**WHAT IS REQUIRED**
Which lines in the records below mention the word "Сегодня"? Copy each one out.

**Data entries**
>>>>>

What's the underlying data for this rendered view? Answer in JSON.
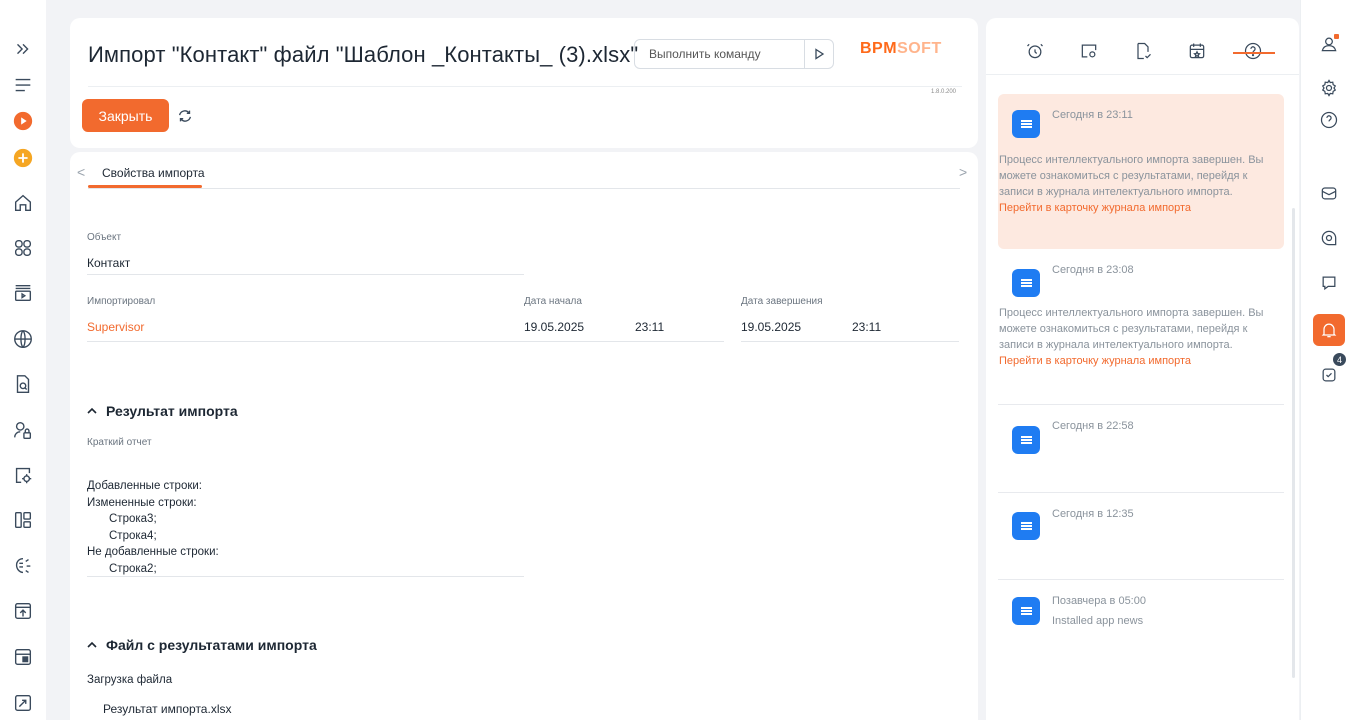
{
  "header": {
    "title": "Импорт \"Контакт\" файл \"Шаблон _Контакты_ (3).xlsx\"",
    "command_placeholder": "Выполнить команду",
    "logo_part1": "BPM",
    "logo_part2": "SOFT",
    "version": "1.8.0.200",
    "close_label": "Закрыть"
  },
  "tabs": {
    "properties": "Свойства импорта"
  },
  "fields": {
    "object_label": "Объект",
    "object_value": "Контакт",
    "imported_by_label": "Импортировал",
    "imported_by_value": "Supervisor",
    "start_date_label": "Дата начала",
    "start_date": "19.05.2025",
    "start_time": "23:11",
    "end_date_label": "Дата завершения",
    "end_date": "19.05.2025",
    "end_time": "23:11"
  },
  "result_section": {
    "title": "Результат импорта",
    "summary_label": "Краткий отчет",
    "lines": [
      "Добавленные строки:",
      "Измененные строки:",
      "Строка3;",
      "Строка4;",
      "Не добавленные строки:",
      "Строка2;"
    ]
  },
  "file_section": {
    "title": "Файл с результатами импорта",
    "upload_label": "Загрузка файла",
    "file_name": "Результат импорта.xlsx"
  },
  "notifications": [
    {
      "time": "Сегодня в 23:11",
      "body": "Процесс интеллектуального импорта завершен. Вы можете ознакомиться с результатами, перейдя к записи в журнала интелектуального импорта.",
      "link": "Перейти в карточку журнала импорта"
    },
    {
      "time": "Сегодня в 23:08",
      "body": "Процесс интеллектуального импорта завершен. Вы можете ознакомиться с результатами, перейдя к записи в журнала интелектуального импорта.",
      "link": "Перейти в карточку журнала импорта"
    },
    {
      "time": "Сегодня в 22:58"
    },
    {
      "time": "Сегодня в 12:35"
    },
    {
      "time": "Позавчера в 05:00",
      "body": "Installed app news"
    }
  ],
  "right_bar": {
    "tasks_badge": "4"
  },
  "colors": {
    "accent": "#f26a2e",
    "notif_icon": "#1f7cf2",
    "unread_bg": "#fde9e0"
  }
}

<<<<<

**ANSWER BOX**
      "time": "Сегодня в 23:11",
      "time": "Сегодня в 23:08",
      "time": "Сегодня в 22:58"
      "time": "Сегодня в 12:35"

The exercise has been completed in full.